• Task goal: Each line of the data below containing "screenshot" needs to be listed.

▽

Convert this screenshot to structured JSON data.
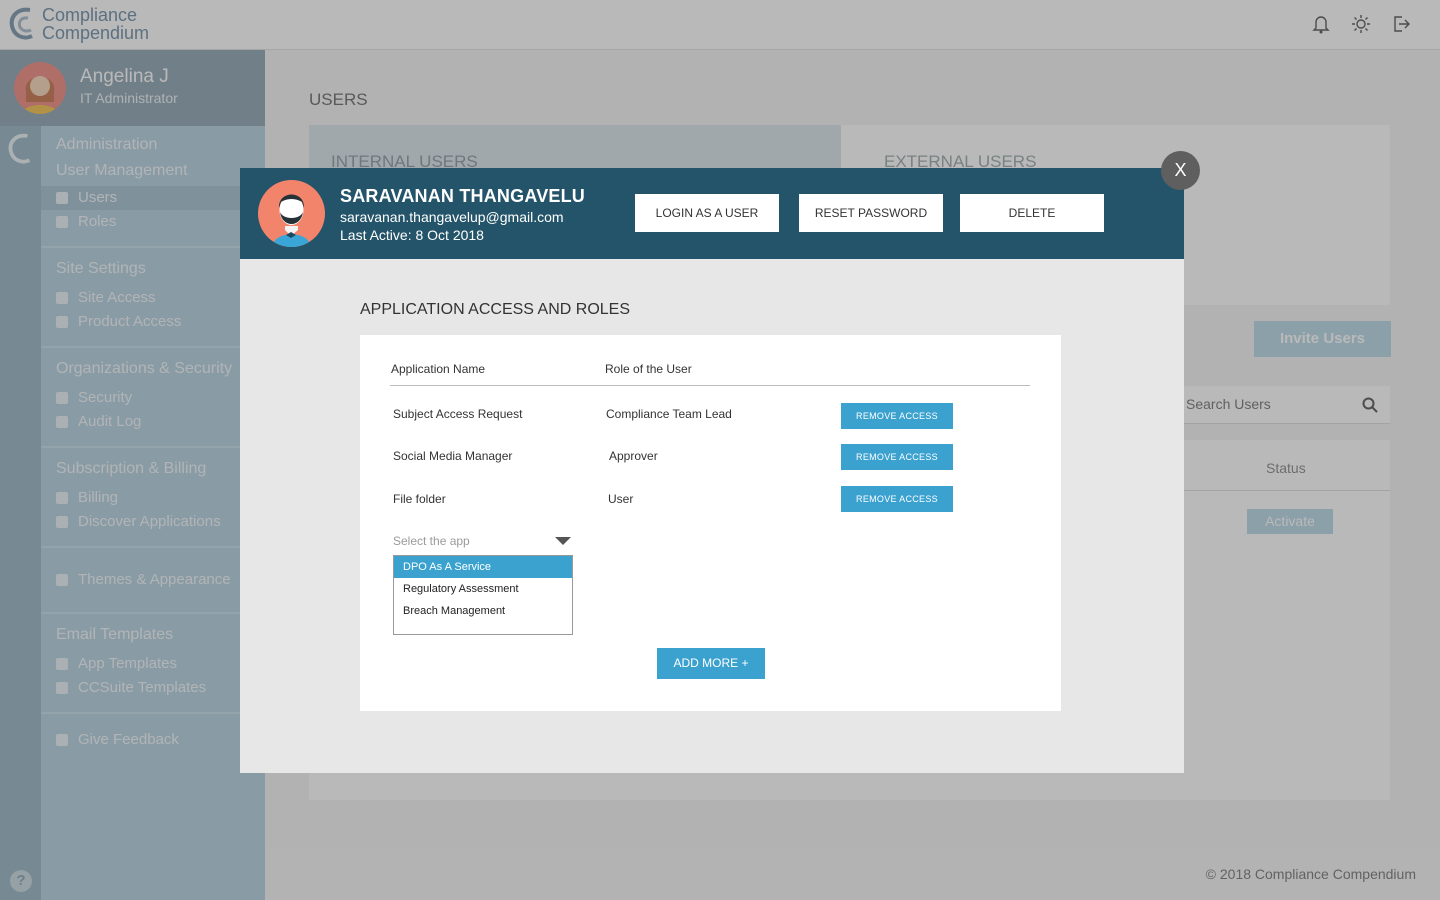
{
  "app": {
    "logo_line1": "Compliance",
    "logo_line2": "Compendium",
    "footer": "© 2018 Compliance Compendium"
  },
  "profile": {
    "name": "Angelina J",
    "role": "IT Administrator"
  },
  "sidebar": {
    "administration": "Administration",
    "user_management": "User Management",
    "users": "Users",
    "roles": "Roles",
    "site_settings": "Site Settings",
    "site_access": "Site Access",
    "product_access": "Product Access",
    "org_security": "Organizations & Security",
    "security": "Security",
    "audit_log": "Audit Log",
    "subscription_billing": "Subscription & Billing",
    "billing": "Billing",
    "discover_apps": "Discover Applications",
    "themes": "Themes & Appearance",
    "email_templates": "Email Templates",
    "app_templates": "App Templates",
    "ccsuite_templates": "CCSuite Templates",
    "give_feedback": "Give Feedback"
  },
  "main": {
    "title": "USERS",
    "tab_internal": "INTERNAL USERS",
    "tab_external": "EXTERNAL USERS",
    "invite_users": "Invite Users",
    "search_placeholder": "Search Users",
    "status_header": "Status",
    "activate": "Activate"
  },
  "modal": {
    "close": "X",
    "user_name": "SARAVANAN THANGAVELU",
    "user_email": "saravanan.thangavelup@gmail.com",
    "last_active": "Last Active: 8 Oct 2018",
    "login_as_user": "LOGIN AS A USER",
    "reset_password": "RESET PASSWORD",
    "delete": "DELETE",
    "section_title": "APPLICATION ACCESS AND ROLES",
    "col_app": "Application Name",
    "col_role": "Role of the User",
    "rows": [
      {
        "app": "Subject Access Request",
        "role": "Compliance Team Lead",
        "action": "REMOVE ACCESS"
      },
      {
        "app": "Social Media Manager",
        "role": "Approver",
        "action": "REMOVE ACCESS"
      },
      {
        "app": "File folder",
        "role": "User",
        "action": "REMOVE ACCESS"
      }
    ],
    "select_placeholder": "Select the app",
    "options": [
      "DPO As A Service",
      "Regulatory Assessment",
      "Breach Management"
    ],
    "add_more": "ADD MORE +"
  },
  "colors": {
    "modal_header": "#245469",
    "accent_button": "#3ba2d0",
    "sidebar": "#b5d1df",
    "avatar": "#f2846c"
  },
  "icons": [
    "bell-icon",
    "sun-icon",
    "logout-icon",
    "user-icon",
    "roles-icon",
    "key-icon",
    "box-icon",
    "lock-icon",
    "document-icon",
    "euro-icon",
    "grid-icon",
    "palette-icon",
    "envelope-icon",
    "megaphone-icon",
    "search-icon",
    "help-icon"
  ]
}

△
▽

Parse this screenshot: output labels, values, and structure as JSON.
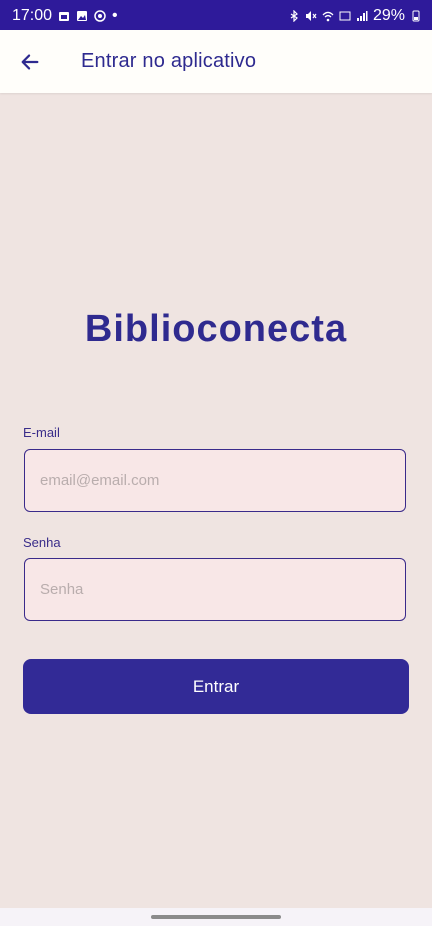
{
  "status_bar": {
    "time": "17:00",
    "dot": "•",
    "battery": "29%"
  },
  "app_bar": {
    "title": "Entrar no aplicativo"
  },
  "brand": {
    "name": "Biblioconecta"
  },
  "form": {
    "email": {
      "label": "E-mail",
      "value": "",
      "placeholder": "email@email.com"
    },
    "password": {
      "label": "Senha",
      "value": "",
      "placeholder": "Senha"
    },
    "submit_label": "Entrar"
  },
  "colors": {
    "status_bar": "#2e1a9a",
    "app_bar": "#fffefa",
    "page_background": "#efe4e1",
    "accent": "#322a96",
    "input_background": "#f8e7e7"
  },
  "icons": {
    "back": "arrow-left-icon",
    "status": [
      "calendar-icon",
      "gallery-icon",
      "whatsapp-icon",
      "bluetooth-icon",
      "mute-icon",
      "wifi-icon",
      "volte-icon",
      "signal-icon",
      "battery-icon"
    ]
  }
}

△

• Problem solution:
Convert this screenshot to structured JSON data.
Parse this screenshot: output labels, values, and structure as JSON.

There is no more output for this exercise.